One of the most ubiquitous complaints against capitalism holds that real wages have stagnated since the 1970s. Meanwhile, CEOs such as Amazon’s Jeff Bezos earn more money than ever.
The charge surfaced as recently as the fourth Democratic presidential debate, last Tuesday. “As a result of taking away the rights of working people and organized labor, people haven’t had a raise – 90 percent of Americans have not had a raise for 40 years,” said Tom Steyer (whose earnings rank somewhat higher than average).
This dichotomy stokes our sense of moral outrage (and, were we honest, envy), especially given the behavior of certain high-profile CEOs. But this narrative is so tantalizing that few bother to ask the pivotal question: Is it true?
Are you better off than you were 4(0) years ago?
This is one of many cases in which it’s possible to lie with statistics. Even pure mathematics refuse to yield a straight answer. According to one measure of inflation, wages have only grown three percent since 1979, but using a different measure shows wages rising 15 percent.
But arithmetic does not capture the overall picture for a few reasons.
First, both measures exclude non-wage benefits like employer-provided health insurance or pension plans. These make up 31 percent of total compensation today.
But this also fails to gauge real purchasing power. The point of income is to enable consumption. By many measures, wages go a lot further today than in the last days of disco.
Proof is as close as your microwave. Madsen Pirie of the Adam Smith Institute in London explains that the microwave was patented in 1945:
Raytheon originally called their cooker a “Radarange,” and produced early models weighing 750 lb and costing $5,000 (£56,000 in today’s money). Over the years the weight and the price came down, especially after the Japanese firm Sharp entered the market in 1961. Now the table-top device is ubiquitous, used for cooking and for reheating previously cooked foods.

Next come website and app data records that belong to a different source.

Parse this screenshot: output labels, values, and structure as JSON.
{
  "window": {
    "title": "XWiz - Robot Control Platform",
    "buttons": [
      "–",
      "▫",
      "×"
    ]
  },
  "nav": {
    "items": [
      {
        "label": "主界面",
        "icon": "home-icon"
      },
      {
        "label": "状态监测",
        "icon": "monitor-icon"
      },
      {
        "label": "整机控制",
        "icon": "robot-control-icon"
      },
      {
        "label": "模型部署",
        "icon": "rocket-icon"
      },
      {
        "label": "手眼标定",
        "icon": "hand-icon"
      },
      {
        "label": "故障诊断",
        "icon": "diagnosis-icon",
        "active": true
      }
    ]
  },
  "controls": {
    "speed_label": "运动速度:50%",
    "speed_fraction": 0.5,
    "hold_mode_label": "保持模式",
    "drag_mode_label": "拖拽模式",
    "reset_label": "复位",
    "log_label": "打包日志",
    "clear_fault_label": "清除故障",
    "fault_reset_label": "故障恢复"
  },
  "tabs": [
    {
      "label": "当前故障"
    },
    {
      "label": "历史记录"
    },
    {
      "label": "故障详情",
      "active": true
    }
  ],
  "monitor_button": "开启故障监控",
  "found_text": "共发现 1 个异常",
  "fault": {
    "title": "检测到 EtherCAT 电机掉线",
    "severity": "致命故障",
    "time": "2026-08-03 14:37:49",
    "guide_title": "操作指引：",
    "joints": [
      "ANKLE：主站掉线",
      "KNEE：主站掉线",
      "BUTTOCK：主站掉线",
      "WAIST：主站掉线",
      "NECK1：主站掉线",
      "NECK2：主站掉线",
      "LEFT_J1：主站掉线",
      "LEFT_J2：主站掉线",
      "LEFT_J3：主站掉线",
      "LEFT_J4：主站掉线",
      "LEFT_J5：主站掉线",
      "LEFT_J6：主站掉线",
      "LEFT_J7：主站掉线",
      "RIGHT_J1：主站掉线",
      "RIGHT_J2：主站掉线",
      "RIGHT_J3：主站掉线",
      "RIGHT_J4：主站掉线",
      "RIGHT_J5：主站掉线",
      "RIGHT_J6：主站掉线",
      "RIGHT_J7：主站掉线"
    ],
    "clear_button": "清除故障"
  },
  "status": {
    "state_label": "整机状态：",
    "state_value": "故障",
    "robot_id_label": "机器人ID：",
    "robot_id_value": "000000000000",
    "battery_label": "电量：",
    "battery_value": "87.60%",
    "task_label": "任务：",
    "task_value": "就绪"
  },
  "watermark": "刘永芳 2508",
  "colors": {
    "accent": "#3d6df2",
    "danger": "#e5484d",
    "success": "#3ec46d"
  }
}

A microwave in 1979 cost $400 (in 2015 dollars), which took 61 hours of work at the median wage. In 2015, the microwave cost $60 and could be purchased after three hours’ work. (You can still get it at that price today on Amazon.)
The same story holds true for a wide (forgive the pun) range of household appliances. Marian Tupy of the Cato Institute found that average prices for big-ticket items fell anywhere from 53 to 96 percent. The wonder of the market lowers costs while increasing production.
Technically, wages have been nearly static by some measures, but they purchase far more – a fact not captured by raw data. Taking that into account, wage growth looks far better than the narrative would have it.
What about Bezos?
On the other hand, Amazon owner Jeff Bezos may be a multi-billionaire, but his wealth rests on a more precarious foundation than most people believe.
Make no mistake: Bezos enjoys riches beyond the reach of most human beings. Bezos edged out Bill Gates and Warren Buffet atop the just-released Forbes 400 list as the world’s richest man, with an estimated net worth of $114 billion. He’s wealthy enough that the $38 billion divorce settlement he paid this summer to his ex-wife, MacKenzie, catapulted her onto the Forbes list.
However, his wealth (and hers) exists mostly in the form of stock – specifically, stock in Amazon. As its stock price fluctuates, their wealth rises – or falls – in tandem.
There are additional troubles properly evaluating the true net wealth of stock holdings. This amusing video from the Foundation for Economic Education (FEE) illustrates some of these:
(Photo credit: thierry ehrmann. This photo has been cropped. CC BY 2.0.)